In general, if we mention a purchase, big or small, around her, she’ll immediately respond by talking about wanting to buy something or actually buying something. A few years ago, while making Thanksgiving dinner, I mentioned that we were planning on finally replacing the car my parents bought me in high school. Her response was to stop helping cook, pull out her phone, and start shopping for her friend’s MLM holiday sale “before it ended.” It constantly feels like she is trying to prove they too have money to spend. I don’t think I have ever done anything to indicate I look down on their financial situation. I’ve just lived my life in front of her, but have made an effort to not mention money or vacation plans in front of her after I noticed the pattern. During the holidays, she is so focused on making sure that they give us exactly the same value of presents that I got a gift card and a makeup sample set labeled with its value that she obviously got as a gift with purchase. It just so happened that the gift bag brought the combined cost to the exact cost of the gift we give her husband each year (a renewal of an annual subscription). This is absolutely unnecessary and I don’t know how to address it! I just want them to spend what they can comfortably afford and let us be generous!

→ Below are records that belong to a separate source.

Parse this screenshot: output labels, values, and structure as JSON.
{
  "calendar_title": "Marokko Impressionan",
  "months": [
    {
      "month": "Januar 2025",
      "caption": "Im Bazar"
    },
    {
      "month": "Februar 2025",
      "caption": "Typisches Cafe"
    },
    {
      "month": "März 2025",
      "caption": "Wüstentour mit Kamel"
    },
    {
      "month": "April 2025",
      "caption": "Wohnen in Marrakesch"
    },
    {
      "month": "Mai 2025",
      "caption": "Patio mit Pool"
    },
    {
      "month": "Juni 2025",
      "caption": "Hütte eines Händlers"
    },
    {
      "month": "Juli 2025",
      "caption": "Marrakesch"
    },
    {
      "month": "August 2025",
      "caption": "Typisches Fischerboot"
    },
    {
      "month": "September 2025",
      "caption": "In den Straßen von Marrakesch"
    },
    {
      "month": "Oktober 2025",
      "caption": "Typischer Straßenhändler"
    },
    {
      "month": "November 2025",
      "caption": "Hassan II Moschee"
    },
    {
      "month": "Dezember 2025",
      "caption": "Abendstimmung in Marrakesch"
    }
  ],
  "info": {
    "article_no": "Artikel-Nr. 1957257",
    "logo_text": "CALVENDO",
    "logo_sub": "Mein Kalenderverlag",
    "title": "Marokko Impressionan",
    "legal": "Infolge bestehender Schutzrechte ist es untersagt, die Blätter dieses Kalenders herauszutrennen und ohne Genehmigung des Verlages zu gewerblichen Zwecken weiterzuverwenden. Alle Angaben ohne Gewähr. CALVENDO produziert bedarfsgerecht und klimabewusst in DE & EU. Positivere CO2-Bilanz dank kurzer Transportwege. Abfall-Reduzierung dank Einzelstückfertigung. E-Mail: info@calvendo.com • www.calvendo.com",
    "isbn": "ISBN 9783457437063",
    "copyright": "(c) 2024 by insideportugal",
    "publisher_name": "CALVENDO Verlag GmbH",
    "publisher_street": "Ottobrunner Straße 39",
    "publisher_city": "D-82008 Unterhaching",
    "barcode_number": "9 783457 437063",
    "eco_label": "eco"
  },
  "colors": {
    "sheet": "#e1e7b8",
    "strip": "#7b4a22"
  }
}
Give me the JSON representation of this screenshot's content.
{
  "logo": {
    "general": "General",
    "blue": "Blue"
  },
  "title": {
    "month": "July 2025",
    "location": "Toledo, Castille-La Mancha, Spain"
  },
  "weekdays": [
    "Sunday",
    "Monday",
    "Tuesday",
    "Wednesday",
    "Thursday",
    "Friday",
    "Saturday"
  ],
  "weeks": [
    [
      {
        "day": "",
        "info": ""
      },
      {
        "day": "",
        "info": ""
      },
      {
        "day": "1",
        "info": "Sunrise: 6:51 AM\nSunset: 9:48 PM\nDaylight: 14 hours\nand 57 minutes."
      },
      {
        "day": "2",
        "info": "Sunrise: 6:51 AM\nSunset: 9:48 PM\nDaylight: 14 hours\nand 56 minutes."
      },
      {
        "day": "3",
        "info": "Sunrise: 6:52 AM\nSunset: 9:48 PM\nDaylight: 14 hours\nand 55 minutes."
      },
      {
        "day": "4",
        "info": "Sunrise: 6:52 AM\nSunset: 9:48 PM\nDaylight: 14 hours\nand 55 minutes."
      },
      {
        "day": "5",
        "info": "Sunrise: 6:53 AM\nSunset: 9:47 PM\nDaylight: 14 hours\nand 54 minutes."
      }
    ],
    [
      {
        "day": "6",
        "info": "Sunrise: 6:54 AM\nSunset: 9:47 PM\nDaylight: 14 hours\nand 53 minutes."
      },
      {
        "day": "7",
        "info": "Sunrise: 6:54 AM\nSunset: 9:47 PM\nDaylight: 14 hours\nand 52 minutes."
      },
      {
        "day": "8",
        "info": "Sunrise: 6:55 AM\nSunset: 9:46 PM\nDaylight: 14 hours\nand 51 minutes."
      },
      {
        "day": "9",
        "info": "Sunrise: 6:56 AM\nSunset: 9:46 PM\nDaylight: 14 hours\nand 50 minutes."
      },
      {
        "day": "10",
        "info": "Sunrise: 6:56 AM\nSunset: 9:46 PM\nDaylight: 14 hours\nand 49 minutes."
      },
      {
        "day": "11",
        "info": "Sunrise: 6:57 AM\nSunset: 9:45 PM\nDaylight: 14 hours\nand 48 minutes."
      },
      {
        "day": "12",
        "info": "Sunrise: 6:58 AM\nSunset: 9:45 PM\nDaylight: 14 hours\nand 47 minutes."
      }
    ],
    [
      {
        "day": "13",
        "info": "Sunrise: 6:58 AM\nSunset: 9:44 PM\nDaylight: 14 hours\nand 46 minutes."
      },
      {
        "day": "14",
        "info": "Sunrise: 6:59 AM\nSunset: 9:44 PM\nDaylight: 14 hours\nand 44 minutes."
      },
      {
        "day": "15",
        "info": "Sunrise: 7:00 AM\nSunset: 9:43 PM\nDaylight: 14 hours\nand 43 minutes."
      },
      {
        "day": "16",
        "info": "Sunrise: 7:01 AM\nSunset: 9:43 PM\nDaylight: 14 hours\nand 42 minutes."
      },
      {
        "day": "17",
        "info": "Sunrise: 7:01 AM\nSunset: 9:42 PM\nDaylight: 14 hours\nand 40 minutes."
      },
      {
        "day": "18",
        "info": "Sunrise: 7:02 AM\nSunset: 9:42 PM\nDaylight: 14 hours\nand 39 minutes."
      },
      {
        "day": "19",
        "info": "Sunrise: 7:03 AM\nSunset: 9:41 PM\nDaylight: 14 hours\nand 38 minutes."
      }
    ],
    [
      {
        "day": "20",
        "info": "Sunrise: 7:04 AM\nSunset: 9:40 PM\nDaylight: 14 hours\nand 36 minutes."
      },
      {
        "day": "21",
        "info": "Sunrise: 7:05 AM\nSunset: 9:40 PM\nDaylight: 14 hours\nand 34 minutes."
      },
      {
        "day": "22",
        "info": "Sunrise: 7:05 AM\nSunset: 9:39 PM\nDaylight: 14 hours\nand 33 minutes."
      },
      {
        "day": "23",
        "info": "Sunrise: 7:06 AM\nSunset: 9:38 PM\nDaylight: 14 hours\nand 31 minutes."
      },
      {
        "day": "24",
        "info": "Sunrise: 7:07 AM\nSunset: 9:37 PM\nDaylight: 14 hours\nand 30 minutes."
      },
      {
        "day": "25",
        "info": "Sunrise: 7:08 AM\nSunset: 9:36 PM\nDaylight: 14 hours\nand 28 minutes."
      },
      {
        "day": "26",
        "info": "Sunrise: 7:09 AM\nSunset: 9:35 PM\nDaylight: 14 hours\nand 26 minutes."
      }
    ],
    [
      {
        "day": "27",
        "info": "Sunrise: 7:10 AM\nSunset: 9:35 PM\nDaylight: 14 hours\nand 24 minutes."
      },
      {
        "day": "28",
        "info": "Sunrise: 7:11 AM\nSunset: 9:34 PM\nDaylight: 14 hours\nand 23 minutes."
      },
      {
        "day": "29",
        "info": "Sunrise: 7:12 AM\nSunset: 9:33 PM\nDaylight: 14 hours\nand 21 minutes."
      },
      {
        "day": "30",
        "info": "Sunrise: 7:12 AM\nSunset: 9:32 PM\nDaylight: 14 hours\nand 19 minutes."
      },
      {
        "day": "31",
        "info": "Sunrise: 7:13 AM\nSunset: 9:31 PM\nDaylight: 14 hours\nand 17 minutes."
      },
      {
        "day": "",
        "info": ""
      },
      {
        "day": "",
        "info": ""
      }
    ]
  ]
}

The biggest problem is now we both have kids. And I want to spoil my nibling! But I don’t want them to feel like they have to match our budget when shopping for our kid. We’ve tried to be very cautious about our gift suggestions for our son, making sure that we suggest specific items that are lower cost or come in a variety of price points (like just saying LEGO and no specific sets so they can pick whatever they can afford), but it still seems like they know how much we spend on them and match it as closely as possible. I feel like I can’t bring this up without sounding like I’m calling them poor. I know I could suggest that we don’t do gifts for the adults or add a cap on adult gifts, but that would ultimately cost my brother-in-law more money since the gift we get him annually saves him money (it’s a video game subscription). Do you have any suggestions on how to navigate this?
—Just Let me Be the Rich Aunt
Dear Rich Aunt,
My first thought was that you could make it a point to let your sister-in-law know that she is valued for who she is, outside of her income and the material things she’s able to provide. Things like complimenting her parenting, asking her for advice, and seeking her opinion on issues related to the subjects she studied. And if at all possible, keeping any conversations about money or purchases to a minimum. I do think that’s worth a try, but honestly, healing another adult’s relationship with money, status, and jealousy is too big a job for you to take on during the busy holiday season!
Think of it this way: Just as it makes you feel good to use your money to spoil your nibling, it makes her feel good to spend her money to create the impression that she’s on an equal financial footing with you. Is it a great plan? No, but it is her plan. Give them both their money’s worth and tell your sister-in-law how impressive and amazing her gifts are.
My husband and I have been married for three years. We have a 4-year-old son and 16-month-old twins. I have four older children. My husband was briefly married once before me; I was previously married for 12 years. We were both going through our divorces around the same time, messed around, and got pregnant. We hadn’t planned on anything serious, but we gave it a shot and ended up falling in love. Early in our relationship, I shared something vulnerable with him: I got pregnant with my oldest at 16, and I never told her birth father.